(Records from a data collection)

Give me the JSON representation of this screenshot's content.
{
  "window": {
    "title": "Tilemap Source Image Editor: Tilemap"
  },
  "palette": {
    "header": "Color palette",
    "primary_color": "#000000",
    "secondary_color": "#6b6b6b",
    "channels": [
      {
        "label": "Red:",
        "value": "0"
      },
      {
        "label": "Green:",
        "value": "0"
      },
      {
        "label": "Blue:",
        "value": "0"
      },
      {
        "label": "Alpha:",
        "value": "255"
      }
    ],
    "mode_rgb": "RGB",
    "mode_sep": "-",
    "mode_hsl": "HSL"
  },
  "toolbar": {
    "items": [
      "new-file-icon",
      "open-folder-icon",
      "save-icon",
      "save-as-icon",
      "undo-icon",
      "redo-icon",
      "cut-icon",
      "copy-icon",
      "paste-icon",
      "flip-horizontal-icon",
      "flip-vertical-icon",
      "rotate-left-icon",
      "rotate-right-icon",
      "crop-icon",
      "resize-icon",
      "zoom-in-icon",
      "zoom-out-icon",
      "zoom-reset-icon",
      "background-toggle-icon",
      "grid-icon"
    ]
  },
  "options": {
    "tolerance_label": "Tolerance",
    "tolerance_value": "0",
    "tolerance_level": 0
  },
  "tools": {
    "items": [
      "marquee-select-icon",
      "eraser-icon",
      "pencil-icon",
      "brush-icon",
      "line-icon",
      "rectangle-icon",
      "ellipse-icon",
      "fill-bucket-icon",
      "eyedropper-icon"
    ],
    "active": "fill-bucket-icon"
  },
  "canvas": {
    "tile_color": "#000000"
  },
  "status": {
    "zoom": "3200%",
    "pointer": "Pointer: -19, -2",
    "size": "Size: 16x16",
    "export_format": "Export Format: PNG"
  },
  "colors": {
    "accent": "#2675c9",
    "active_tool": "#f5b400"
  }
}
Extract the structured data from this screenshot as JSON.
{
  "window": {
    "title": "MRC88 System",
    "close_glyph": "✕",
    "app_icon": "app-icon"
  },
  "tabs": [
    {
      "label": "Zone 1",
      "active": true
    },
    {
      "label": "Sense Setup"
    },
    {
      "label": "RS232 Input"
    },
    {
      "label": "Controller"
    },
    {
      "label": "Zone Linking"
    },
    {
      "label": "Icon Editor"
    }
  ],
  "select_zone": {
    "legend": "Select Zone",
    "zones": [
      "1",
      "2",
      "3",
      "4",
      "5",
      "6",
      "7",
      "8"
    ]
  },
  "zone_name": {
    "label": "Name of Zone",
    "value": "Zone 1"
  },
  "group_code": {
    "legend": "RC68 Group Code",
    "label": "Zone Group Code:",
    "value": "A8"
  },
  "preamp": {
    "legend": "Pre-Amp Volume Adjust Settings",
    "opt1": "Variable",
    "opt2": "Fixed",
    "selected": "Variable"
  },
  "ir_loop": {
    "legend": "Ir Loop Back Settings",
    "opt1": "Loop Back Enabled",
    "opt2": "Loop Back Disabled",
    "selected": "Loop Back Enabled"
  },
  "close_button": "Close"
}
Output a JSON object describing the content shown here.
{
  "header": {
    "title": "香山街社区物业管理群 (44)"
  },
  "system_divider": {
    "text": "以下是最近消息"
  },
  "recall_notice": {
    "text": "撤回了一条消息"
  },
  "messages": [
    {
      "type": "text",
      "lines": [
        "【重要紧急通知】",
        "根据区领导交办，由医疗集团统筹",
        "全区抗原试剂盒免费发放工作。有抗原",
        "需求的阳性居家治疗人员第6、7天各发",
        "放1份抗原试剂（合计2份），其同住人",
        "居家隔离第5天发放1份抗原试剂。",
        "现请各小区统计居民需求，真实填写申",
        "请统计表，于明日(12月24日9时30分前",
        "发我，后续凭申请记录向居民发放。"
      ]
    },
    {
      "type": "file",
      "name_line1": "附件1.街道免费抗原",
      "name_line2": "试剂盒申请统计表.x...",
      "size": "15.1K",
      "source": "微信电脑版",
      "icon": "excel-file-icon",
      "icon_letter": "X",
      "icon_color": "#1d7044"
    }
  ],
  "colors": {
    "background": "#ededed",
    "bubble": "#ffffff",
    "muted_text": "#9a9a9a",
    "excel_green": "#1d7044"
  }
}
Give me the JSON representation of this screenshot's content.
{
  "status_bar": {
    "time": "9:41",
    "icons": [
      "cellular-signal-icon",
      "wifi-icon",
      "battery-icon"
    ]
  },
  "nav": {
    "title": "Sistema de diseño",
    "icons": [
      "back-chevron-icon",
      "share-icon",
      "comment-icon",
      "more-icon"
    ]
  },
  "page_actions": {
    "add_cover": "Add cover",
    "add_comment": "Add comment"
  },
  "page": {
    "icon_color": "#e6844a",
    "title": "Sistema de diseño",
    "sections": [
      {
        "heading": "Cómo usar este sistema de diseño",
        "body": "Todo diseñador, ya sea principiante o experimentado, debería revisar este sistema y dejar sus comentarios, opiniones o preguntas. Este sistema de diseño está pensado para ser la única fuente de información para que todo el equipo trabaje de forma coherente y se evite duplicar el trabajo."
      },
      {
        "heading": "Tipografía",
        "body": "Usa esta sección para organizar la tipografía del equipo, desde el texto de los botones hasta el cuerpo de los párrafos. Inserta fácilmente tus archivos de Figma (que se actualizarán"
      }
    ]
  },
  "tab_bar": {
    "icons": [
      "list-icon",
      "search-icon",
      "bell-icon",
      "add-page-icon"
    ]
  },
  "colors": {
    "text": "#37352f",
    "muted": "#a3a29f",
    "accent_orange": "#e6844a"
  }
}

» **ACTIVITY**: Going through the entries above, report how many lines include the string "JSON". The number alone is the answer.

» **RESPONSE**: 4